Kathmandu, September 5
The newly passed Codification of Criminal Case Procedures Bill provisions that accused can get waiver of punishment by up to 50 per cent if they confess to their crimes and help detectives in their investigation.
All provisions of the bill, barring one, will come into force from August 17 after it is approved by the president. Section 192 of the bill will come into force from the
date of publication in the Nepal gazette. The Parliament Secretariat is yet to send the bill to the president for her consent. The bill incorporates provision of plea bargain — a theory widely used in the American criminal justice system — as a general rule for the first time in Nepal’s criminal justice system.
According to the bill’s provisions, accused can get a punishment waiver of up to 25 per cent if they confess to their crimes, and up to 50 per cent waiver if they confess to their crimes and also spill the beans on other offenders or the main offender or the organised group involved in the crime. Their punishment will also be reduced by half if they show detectives the place where the criminal conspiracy was hatched or give details of the vehicles and/or weapons used to commit a crime.
However, the bill adds that if an accused has already benefitted once from the provision, s/he will not qualify for plea bargain again.
Moreover, if the accused who enter a plea bargain change their statement in the court and do not assist the prosecutor their punishment waiver will be revoked.
Senior Advocate Rajitbhakta Pradhanang, who helped the government draft the criminal penal code bills, told THT that some elements of plea bargain were already there in anti-corruption and financial laws but this was the first time the plea bargain had become a general rule in Nepal.

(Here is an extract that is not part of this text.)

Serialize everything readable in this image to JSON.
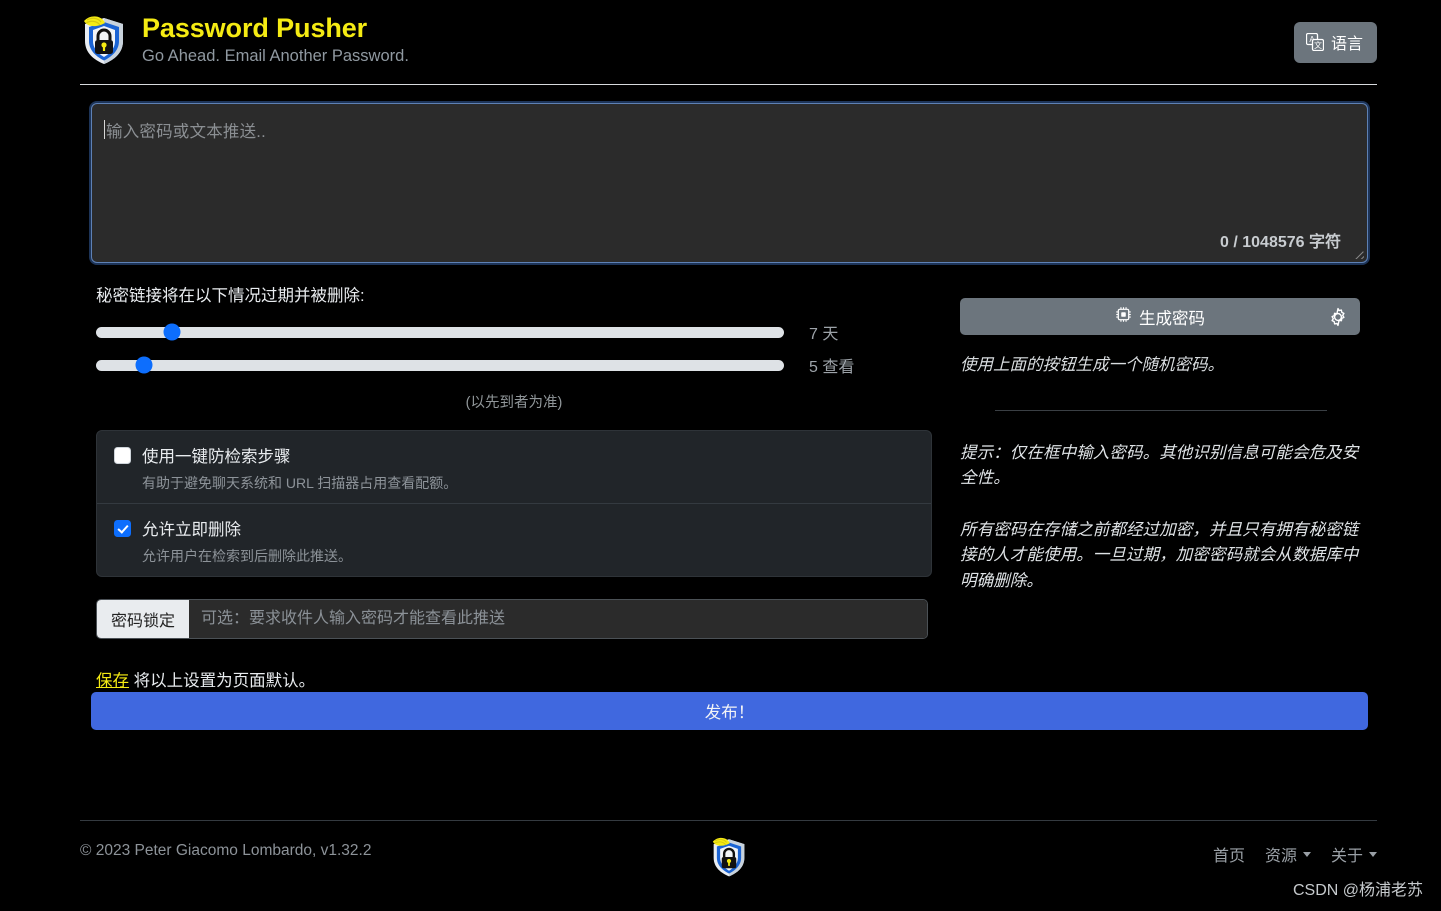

He said detectives often offered plea bargain to the accused when faced with difficulties in collecting evidence against an accused or when investigation became expensive and time consuming.
“The objective of plea bargain is to complete investigation without spending much time and resources. This system also helps make investigation effective,” Pradhanang added.
Pradhanang said the anti-corruption law of Nepal gave prosecutors the power to treat an accused as a government witness if s/he assisted in the investigation. “But this type of plea bargain has caused miscarriage of justice, as detectives give benefit to wrong persons and deny the benefit to the person who truly deserves it,” he said.
Chair of Nepal Law Commission Madhav Paudel pointed out the flip side of the provision: “An accused who speaks truth about the involvement of other co-accused can face retaliatory attacks. The accused’s family can also face such a risk,” he added.